eBook Publisher: Wild Child Publishing/Wild Child Publishing, 2009 2009
eBookwise Release Date: September 2009
3 Reader Ratings:
Available eBook Formats: OEBFF Format (IMP) [291 KB]
Reading time: 196-274 min.
In the five minutes it had taken Rob to drive to the site, what was a sprinkle at the office had become a downpour. The rain hadn't kept a small crowd from gathering beside a backhoe sitting in the center of the empty lot, though. Tommy and Kelly stood between Marion Peterson and someone Rob didn't recognize.
Marion Peterson was a large bear of a man. And grizzly would be a very good adjective to add to that description. Rob kind of liked the guy, even if he was a pain in the butt. c
Marion and his two sons were the Peterson Construction Company. Marion would have been operating the backhoe today. The young guy on Kelly's right was probably one of the two boys.
"What's up?" Rob asked of no one in particular. Rob wanted Tommy to fill him in but took care not to offend Kelly. She was the engineer in charge of this project. Tommy was just the construction observer, a title that, before the lawyers took over, was job inspector. But Ron needn't have worried about being subtle. It became obvious nobody wanted to answer.

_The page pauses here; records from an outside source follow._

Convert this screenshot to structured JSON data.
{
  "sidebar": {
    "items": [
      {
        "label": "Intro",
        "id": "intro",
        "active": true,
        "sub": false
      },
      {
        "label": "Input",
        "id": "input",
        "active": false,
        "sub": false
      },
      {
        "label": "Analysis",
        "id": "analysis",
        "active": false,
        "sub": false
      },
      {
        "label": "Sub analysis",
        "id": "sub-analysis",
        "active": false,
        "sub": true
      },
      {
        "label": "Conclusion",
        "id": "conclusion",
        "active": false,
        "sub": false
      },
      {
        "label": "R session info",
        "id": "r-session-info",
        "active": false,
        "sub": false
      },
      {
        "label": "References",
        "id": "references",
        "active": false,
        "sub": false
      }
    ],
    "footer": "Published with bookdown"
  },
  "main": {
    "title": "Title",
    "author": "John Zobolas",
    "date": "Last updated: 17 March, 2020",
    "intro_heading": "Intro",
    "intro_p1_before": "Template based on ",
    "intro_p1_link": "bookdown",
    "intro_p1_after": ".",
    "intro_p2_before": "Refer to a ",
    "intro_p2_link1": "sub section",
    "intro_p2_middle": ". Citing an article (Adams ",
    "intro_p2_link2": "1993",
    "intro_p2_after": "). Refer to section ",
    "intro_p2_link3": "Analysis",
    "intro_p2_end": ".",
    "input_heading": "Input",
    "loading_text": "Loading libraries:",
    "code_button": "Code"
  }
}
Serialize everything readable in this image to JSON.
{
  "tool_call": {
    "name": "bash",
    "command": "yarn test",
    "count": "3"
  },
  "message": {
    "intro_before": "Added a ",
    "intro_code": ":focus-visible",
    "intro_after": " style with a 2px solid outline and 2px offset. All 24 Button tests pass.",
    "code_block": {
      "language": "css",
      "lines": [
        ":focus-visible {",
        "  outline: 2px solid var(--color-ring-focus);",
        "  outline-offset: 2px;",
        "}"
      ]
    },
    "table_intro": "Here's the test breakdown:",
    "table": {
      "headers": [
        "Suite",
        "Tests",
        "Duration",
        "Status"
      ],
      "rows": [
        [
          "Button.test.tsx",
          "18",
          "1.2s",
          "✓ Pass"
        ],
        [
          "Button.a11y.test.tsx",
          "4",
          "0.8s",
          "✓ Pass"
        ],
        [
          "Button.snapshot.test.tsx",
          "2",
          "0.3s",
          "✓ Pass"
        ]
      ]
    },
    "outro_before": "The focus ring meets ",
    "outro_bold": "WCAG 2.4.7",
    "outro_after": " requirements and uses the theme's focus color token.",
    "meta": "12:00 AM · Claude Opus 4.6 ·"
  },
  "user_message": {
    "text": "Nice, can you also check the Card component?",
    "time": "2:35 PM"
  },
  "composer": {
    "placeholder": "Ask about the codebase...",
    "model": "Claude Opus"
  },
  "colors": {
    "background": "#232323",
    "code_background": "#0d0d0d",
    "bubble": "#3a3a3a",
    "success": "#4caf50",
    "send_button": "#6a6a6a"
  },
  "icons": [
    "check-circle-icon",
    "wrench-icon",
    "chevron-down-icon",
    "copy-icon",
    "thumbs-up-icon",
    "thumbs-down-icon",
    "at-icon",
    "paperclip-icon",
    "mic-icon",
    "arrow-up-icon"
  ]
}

Finally Tommy gave it a shot. "Look down there."
Tommy pointed to the far wall of the excavation, to a strip of soil darker than the surrounding dirt, as if someone had painted a three-foot wide vertical stripe down the side of the hole.
The sight puzzled Rob, but only for a second. "You hit a well or pit for an outhouse that's been filled in. What of it?"
Marion pointed at the base of the dark area. "Look again," he said.
At the bottom of the excavation, the dark earth was wet and soupy. The excavation wall was sloughing off there, Rob had assumed due to the rain, which was really coming down now. He squatted by the hole to get a better look. A flat rectangle of wood was partly exposed at the base. Maybe an outhouse seat or part of a well cover or.... He finally saw what had caused the urgent request for his presence.
"What the...? No, what is that?" Rob wasn't buying his first impression.
It was Kelly's turn to speak up. "It's a hand." Her voice sounded flat and emotionless. If she was shocked, it didn't show. Or maybe the novelty had worn off.
"Naw, it's not." Rob still wouldn't bite. He'd been taken in by practical jokers on construction sites as a young field engineer. Later on, he'd pulled a few stunts himself. "It's chicken bones." He squinted and wiped the rain out of his face. "It's a raccoon skeleton, maybe. Or just a few tree roots."
But, Rob thought, it looks like a hand. Not a skeleton hand from a Halloween party. It appeared kind of gray and shriveled, but with the flesh still on.
Tommy spoke up. "It's a hand, Rob. A person's hand. Definitely."
"No." Rob just wouldn't be the patsy for a prank. "No, it's not." Rob stood and took another step forward, getting as close to the edge of the hole as possible. "It's not a hand. It's a.... "He turned to the group huddled in the rain, staring at him.
"It's a hand!"